So what do we need to do? Although it is obvious that the accuracy and precision of study results must meet acceptable measurement standards, clinical teams also should not keep ignoring the need to do something to assess the value of prosthetic prescription and fitting for clients. Rather than continue to find fault with the instruments available or seek to develop new ones, it is time to at least select a few that can be agreed upon and start to use them in a consistent manner. Once there is a process in place, it will be possible to identify the problems or gaps and work toward a better solution.

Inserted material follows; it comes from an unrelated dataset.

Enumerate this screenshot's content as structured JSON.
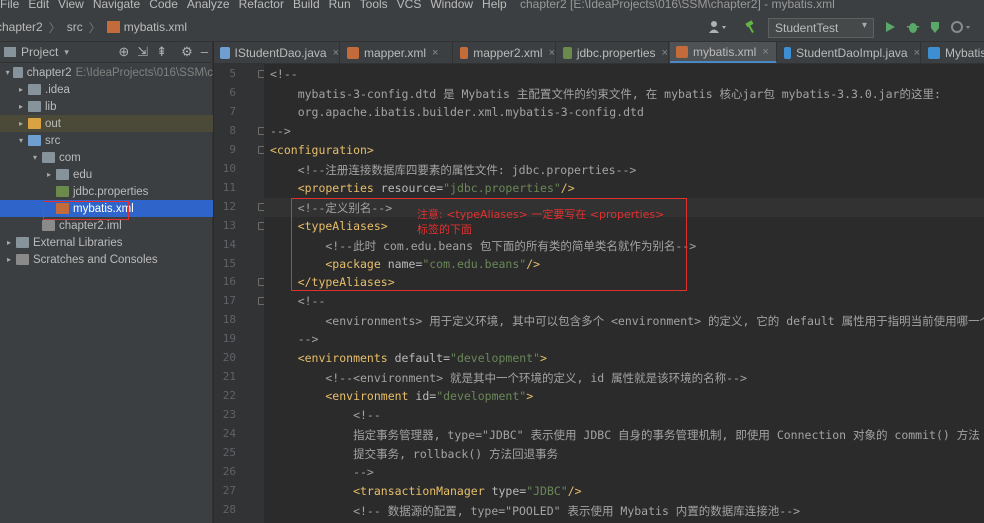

Fortunately, comprehensive outcome measurement reviews by Buffart et al.32,33 and Wright et al.34,35 have identified a growing number of prosthetic-specific and generic measures worthy of consideration to help assess the functional outcome. In some cases, further psychometric evaluation work is recommended. Other domains such as psychological, social, and environmental factors are less well developed and need to be addressed by appropriately qualified personnel. It is also important to insist that consistent data collection become a routine part of clinical practice, mandated if necessary, along with other requirements of professional practice. If this is to succeed, measurement tools must be practical to administer in a clinical setting, and they need to have relevance, both for the clinician and for the child/family.
There does appear to be a growing awareness that there is no simple way to determine if prosthetics are cost beneficial for children with upper-limb amputations or limb deficiencies and that it will require a multidimensional approach and longitudinal study. There is also a need for collective and collaborative investigation to obtain sufficient data to determine statistical significance and to be able to compare practices.
The direction and guidelines for future work provided by Biddis and Chau36 are worthy of consideration. Based on an extensive review of the prosthetic literature regarding upper limb use and abandonment, they recommended that any future research work should 1) increase generality of results, 2) focus on controlled study designs, 3) deploy formal statistical analyses, 4) conduct multifactor analyses, 5) develop and adopt standardized measurement tools, 6) provide complete descriptive documentation, and 7) capture contemporary consumer views.
Correspondence to: Sheila Hubbard, Dip P&OT, BSc(PT), 26 Stonemanse Court, Toronto, ON, Canada, M1G 3V3; e-mail:
SHEILA HUBBARD, Dip P&OT, BSc(PT), is affiliated with the Bloorview Kids Rehab, Toronto, ON, Canada. The author declares no conflict of interest.